What to produce
How many lines of the data include the string "structured"? State the number and nothing else.

Given data section start

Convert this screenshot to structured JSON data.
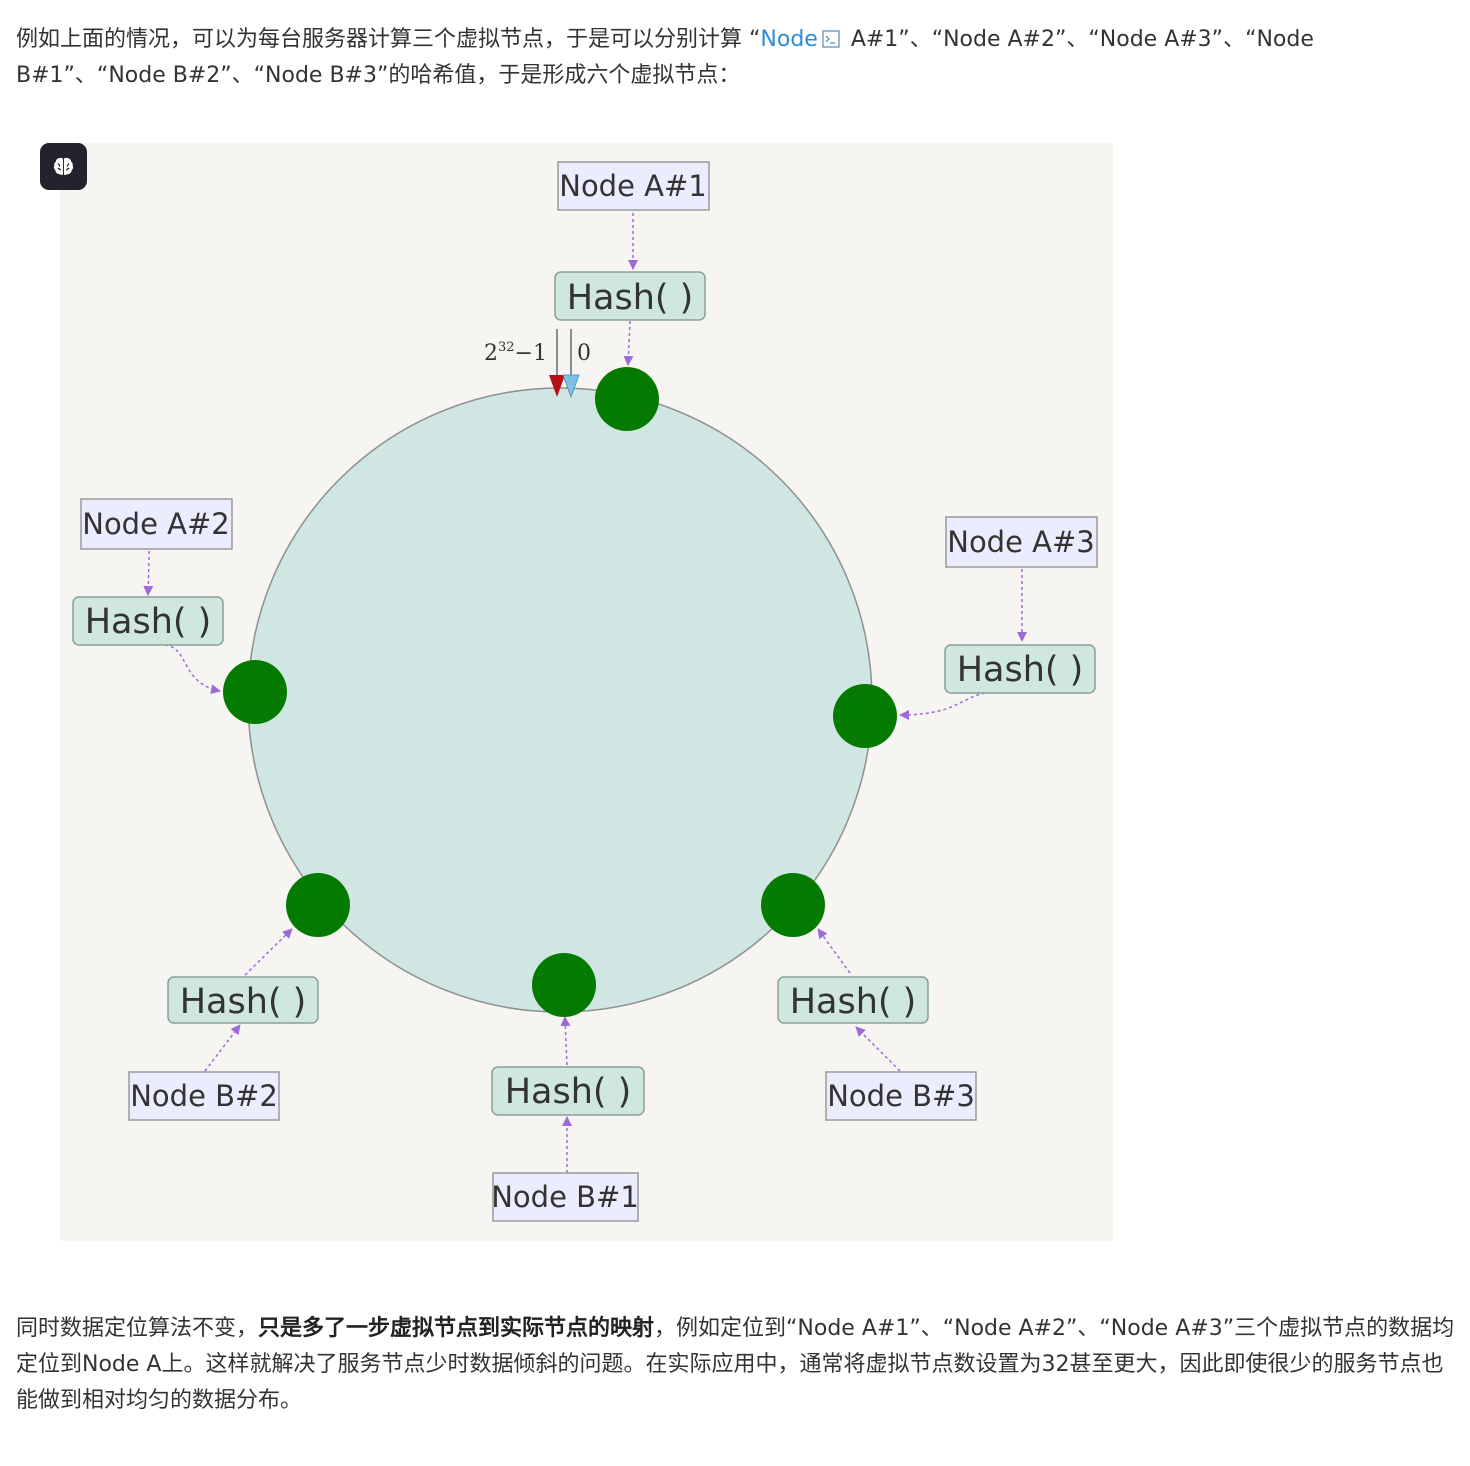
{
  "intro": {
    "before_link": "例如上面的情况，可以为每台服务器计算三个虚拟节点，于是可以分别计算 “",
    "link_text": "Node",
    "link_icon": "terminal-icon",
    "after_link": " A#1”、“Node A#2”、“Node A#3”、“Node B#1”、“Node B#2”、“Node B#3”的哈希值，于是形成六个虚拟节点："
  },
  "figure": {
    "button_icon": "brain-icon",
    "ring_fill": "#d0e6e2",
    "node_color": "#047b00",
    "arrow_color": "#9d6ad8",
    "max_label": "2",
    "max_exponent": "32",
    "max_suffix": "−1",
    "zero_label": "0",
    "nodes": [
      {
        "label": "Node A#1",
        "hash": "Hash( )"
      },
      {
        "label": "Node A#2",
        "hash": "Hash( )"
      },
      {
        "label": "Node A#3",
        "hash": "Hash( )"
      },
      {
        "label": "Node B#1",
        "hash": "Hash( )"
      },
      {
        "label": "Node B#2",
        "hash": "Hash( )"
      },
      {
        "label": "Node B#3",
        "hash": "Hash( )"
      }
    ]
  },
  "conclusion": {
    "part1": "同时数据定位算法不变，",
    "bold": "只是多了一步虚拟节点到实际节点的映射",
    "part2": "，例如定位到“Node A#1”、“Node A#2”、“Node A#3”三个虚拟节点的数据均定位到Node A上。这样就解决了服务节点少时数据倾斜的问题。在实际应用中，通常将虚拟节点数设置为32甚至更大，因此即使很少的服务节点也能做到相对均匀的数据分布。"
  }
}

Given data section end
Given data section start

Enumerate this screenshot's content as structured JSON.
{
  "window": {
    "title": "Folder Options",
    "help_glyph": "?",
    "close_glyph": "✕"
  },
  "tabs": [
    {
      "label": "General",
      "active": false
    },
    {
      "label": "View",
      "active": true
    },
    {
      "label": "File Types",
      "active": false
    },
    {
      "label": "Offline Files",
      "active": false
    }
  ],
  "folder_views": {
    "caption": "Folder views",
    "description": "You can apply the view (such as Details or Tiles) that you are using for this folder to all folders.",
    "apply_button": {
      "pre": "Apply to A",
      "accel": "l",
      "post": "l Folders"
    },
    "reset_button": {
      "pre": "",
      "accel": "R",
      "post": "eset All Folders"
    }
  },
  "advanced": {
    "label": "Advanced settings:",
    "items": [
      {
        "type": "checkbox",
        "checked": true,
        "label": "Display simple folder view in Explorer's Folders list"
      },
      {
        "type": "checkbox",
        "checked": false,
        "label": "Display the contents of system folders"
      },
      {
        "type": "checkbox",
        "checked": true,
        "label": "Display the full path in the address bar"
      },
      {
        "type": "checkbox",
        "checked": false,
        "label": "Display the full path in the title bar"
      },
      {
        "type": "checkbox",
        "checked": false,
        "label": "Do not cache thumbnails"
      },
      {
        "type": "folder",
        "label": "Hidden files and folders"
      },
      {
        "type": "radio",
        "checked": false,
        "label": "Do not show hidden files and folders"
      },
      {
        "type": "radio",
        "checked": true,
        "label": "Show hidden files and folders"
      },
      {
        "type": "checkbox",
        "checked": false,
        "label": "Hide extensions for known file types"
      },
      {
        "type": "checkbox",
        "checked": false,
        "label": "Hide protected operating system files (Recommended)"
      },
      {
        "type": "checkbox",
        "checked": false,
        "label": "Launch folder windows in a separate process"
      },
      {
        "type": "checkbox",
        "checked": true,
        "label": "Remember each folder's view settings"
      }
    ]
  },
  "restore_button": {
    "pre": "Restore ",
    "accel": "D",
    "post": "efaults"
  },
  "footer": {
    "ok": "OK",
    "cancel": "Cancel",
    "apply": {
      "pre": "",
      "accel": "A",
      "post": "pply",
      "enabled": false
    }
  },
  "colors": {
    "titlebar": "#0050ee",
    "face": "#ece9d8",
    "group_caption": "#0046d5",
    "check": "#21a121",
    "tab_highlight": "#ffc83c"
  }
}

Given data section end

Reply
2